> Data about app and page elements
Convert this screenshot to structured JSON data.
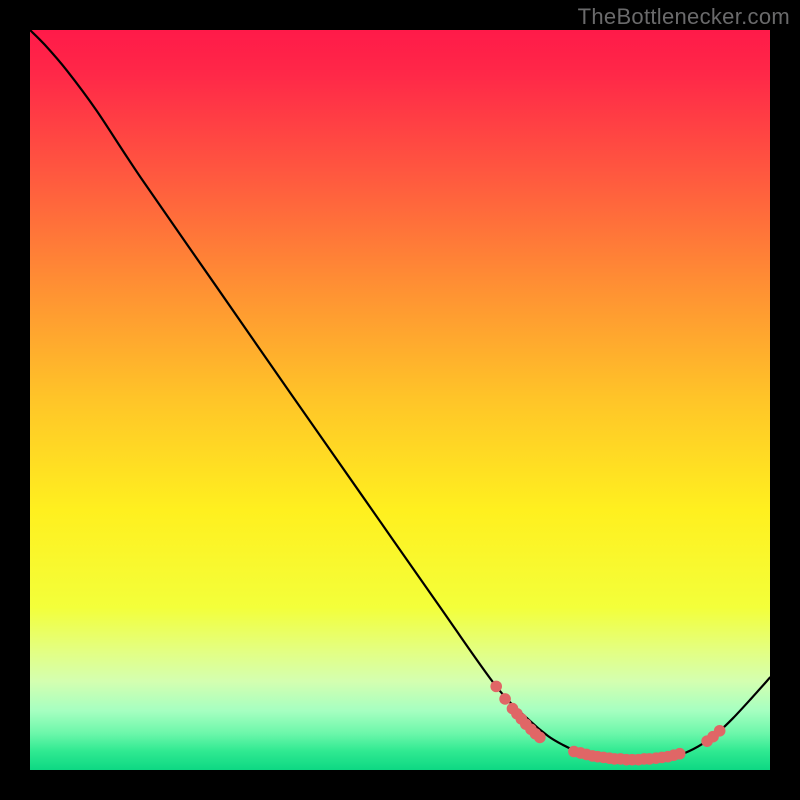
{
  "attribution": "TheBottlenecker.com",
  "chart_data": {
    "type": "line",
    "title": "",
    "xlabel": "",
    "ylabel": "",
    "xlim": [
      0,
      100
    ],
    "ylim": [
      0,
      100
    ],
    "gradient_stops": [
      {
        "offset": 0.0,
        "color": "#ff1a49"
      },
      {
        "offset": 0.06,
        "color": "#ff2848"
      },
      {
        "offset": 0.2,
        "color": "#ff5a3f"
      },
      {
        "offset": 0.35,
        "color": "#ff9133"
      },
      {
        "offset": 0.5,
        "color": "#ffc528"
      },
      {
        "offset": 0.65,
        "color": "#fff01f"
      },
      {
        "offset": 0.78,
        "color": "#f3ff3a"
      },
      {
        "offset": 0.84,
        "color": "#e3ff83"
      },
      {
        "offset": 0.88,
        "color": "#d4ffb0"
      },
      {
        "offset": 0.92,
        "color": "#a6ffc1"
      },
      {
        "offset": 0.95,
        "color": "#6df7ab"
      },
      {
        "offset": 0.975,
        "color": "#2fe991"
      },
      {
        "offset": 1.0,
        "color": "#0dd883"
      }
    ],
    "series": [
      {
        "name": "bottleneck-curve",
        "points": [
          {
            "x": 0.0,
            "y": 100.0
          },
          {
            "x": 2.0,
            "y": 98.0
          },
          {
            "x": 5.0,
            "y": 94.5
          },
          {
            "x": 9.0,
            "y": 89.1
          },
          {
            "x": 15.0,
            "y": 80.0
          },
          {
            "x": 25.0,
            "y": 65.6
          },
          {
            "x": 35.0,
            "y": 51.2
          },
          {
            "x": 45.0,
            "y": 36.9
          },
          {
            "x": 55.0,
            "y": 22.6
          },
          {
            "x": 63.0,
            "y": 11.3
          },
          {
            "x": 67.5,
            "y": 6.7
          },
          {
            "x": 70.0,
            "y": 4.6
          },
          {
            "x": 72.0,
            "y": 3.4
          },
          {
            "x": 74.0,
            "y": 2.5
          },
          {
            "x": 77.0,
            "y": 1.8
          },
          {
            "x": 80.0,
            "y": 1.4
          },
          {
            "x": 83.0,
            "y": 1.4
          },
          {
            "x": 86.0,
            "y": 1.7
          },
          {
            "x": 88.5,
            "y": 2.3
          },
          {
            "x": 91.0,
            "y": 3.6
          },
          {
            "x": 93.0,
            "y": 5.1
          },
          {
            "x": 95.0,
            "y": 7.0
          },
          {
            "x": 97.5,
            "y": 9.7
          },
          {
            "x": 100.0,
            "y": 12.5
          }
        ]
      }
    ],
    "marker_groups": [
      {
        "name": "left-descent-cluster",
        "points": [
          {
            "x": 63.0,
            "y": 11.3
          },
          {
            "x": 64.2,
            "y": 9.6
          },
          {
            "x": 65.2,
            "y": 8.3
          },
          {
            "x": 65.8,
            "y": 7.6
          },
          {
            "x": 66.4,
            "y": 6.9
          },
          {
            "x": 67.0,
            "y": 6.2
          },
          {
            "x": 67.7,
            "y": 5.5
          },
          {
            "x": 68.3,
            "y": 4.9
          },
          {
            "x": 68.9,
            "y": 4.4
          }
        ]
      },
      {
        "name": "valley-cluster",
        "points": [
          {
            "x": 73.5,
            "y": 2.5
          },
          {
            "x": 74.4,
            "y": 2.3
          },
          {
            "x": 75.2,
            "y": 2.1
          },
          {
            "x": 76.0,
            "y": 1.9
          },
          {
            "x": 76.7,
            "y": 1.8
          },
          {
            "x": 77.5,
            "y": 1.7
          },
          {
            "x": 78.3,
            "y": 1.6
          },
          {
            "x": 79.0,
            "y": 1.5
          },
          {
            "x": 79.8,
            "y": 1.5
          },
          {
            "x": 80.6,
            "y": 1.4
          },
          {
            "x": 81.4,
            "y": 1.4
          },
          {
            "x": 82.2,
            "y": 1.4
          },
          {
            "x": 83.0,
            "y": 1.5
          },
          {
            "x": 83.7,
            "y": 1.5
          },
          {
            "x": 84.6,
            "y": 1.6
          },
          {
            "x": 85.4,
            "y": 1.7
          },
          {
            "x": 86.2,
            "y": 1.8
          },
          {
            "x": 87.0,
            "y": 2.0
          },
          {
            "x": 87.8,
            "y": 2.2
          }
        ]
      },
      {
        "name": "right-ascent-cluster",
        "points": [
          {
            "x": 91.5,
            "y": 3.9
          },
          {
            "x": 92.3,
            "y": 4.5
          },
          {
            "x": 93.2,
            "y": 5.3
          }
        ]
      }
    ],
    "marker_color": "#e06666",
    "marker_radius": 5.8,
    "curve_color": "#000000",
    "curve_width": 2.2
  }
}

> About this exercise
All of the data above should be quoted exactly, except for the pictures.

> Result of this exercise
Convert this screenshot to structured JSON data.
{
  "attribution": "TheBottlenecker.com",
  "chart_data": {
    "type": "line",
    "title": "",
    "xlabel": "",
    "ylabel": "",
    "xlim": [
      0,
      100
    ],
    "ylim": [
      0,
      100
    ],
    "gradient_stops": [
      {
        "offset": 0.0,
        "color": "#ff1a49"
      },
      {
        "offset": 0.06,
        "color": "#ff2848"
      },
      {
        "offset": 0.2,
        "color": "#ff5a3f"
      },
      {
        "offset": 0.35,
        "color": "#ff9133"
      },
      {
        "offset": 0.5,
        "color": "#ffc528"
      },
      {
        "offset": 0.65,
        "color": "#fff01f"
      },
      {
        "offset": 0.78,
        "color": "#f3ff3a"
      },
      {
        "offset": 0.84,
        "color": "#e3ff83"
      },
      {
        "offset": 0.88,
        "color": "#d4ffb0"
      },
      {
        "offset": 0.92,
        "color": "#a6ffc1"
      },
      {
        "offset": 0.95,
        "color": "#6df7ab"
      },
      {
        "offset": 0.975,
        "color": "#2fe991"
      },
      {
        "offset": 1.0,
        "color": "#0dd883"
      }
    ],
    "series": [
      {
        "name": "bottleneck-curve",
        "points": [
          {
            "x": 0.0,
            "y": 100.0
          },
          {
            "x": 2.0,
            "y": 98.0
          },
          {
            "x": 5.0,
            "y": 94.5
          },
          {
            "x": 9.0,
            "y": 89.1
          },
          {
            "x": 15.0,
            "y": 80.0
          },
          {
            "x": 25.0,
            "y": 65.6
          },
          {
            "x": 35.0,
            "y": 51.2
          },
          {
            "x": 45.0,
            "y": 36.9
          },
          {
            "x": 55.0,
            "y": 22.6
          },
          {
            "x": 63.0,
            "y": 11.3
          },
          {
            "x": 67.5,
            "y": 6.7
          },
          {
            "x": 70.0,
            "y": 4.6
          },
          {
            "x": 72.0,
            "y": 3.4
          },
          {
            "x": 74.0,
            "y": 2.5
          },
          {
            "x": 77.0,
            "y": 1.8
          },
          {
            "x": 80.0,
            "y": 1.4
          },
          {
            "x": 83.0,
            "y": 1.4
          },
          {
            "x": 86.0,
            "y": 1.7
          },
          {
            "x": 88.5,
            "y": 2.3
          },
          {
            "x": 91.0,
            "y": 3.6
          },
          {
            "x": 93.0,
            "y": 5.1
          },
          {
            "x": 95.0,
            "y": 7.0
          },
          {
            "x": 97.5,
            "y": 9.7
          },
          {
            "x": 100.0,
            "y": 12.5
          }
        ]
      }
    ],
    "marker_groups": [
      {
        "name": "left-descent-cluster",
        "points": [
          {
            "x": 63.0,
            "y": 11.3
          },
          {
            "x": 64.2,
            "y": 9.6
          },
          {
            "x": 65.2,
            "y": 8.3
          },
          {
            "x": 65.8,
            "y": 7.6
          },
          {
            "x": 66.4,
            "y": 6.9
          },
          {
            "x": 67.0,
            "y": 6.2
          },
          {
            "x": 67.7,
            "y": 5.5
          },
          {
            "x": 68.3,
            "y": 4.9
          },
          {
            "x": 68.9,
            "y": 4.4
          }
        ]
      },
      {
        "name": "valley-cluster",
        "points": [
          {
            "x": 73.5,
            "y": 2.5
          },
          {
            "x": 74.4,
            "y": 2.3
          },
          {
            "x": 75.2,
            "y": 2.1
          },
          {
            "x": 76.0,
            "y": 1.9
          },
          {
            "x": 76.7,
            "y": 1.8
          },
          {
            "x": 77.5,
            "y": 1.7
          },
          {
            "x": 78.3,
            "y": 1.6
          },
          {
            "x": 79.0,
            "y": 1.5
          },
          {
            "x": 79.8,
            "y": 1.5
          },
          {
            "x": 80.6,
            "y": 1.4
          },
          {
            "x": 81.4,
            "y": 1.4
          },
          {
            "x": 82.2,
            "y": 1.4
          },
          {
            "x": 83.0,
            "y": 1.5
          },
          {
            "x": 83.7,
            "y": 1.5
          },
          {
            "x": 84.6,
            "y": 1.6
          },
          {
            "x": 85.4,
            "y": 1.7
          },
          {
            "x": 86.2,
            "y": 1.8
          },
          {
            "x": 87.0,
            "y": 2.0
          },
          {
            "x": 87.8,
            "y": 2.2
          }
        ]
      },
      {
        "name": "right-ascent-cluster",
        "points": [
          {
            "x": 91.5,
            "y": 3.9
          },
          {
            "x": 92.3,
            "y": 4.5
          },
          {
            "x": 93.2,
            "y": 5.3
          }
        ]
      }
    ],
    "marker_color": "#e06666",
    "marker_radius": 5.8,
    "curve_color": "#000000",
    "curve_width": 2.2
  }
}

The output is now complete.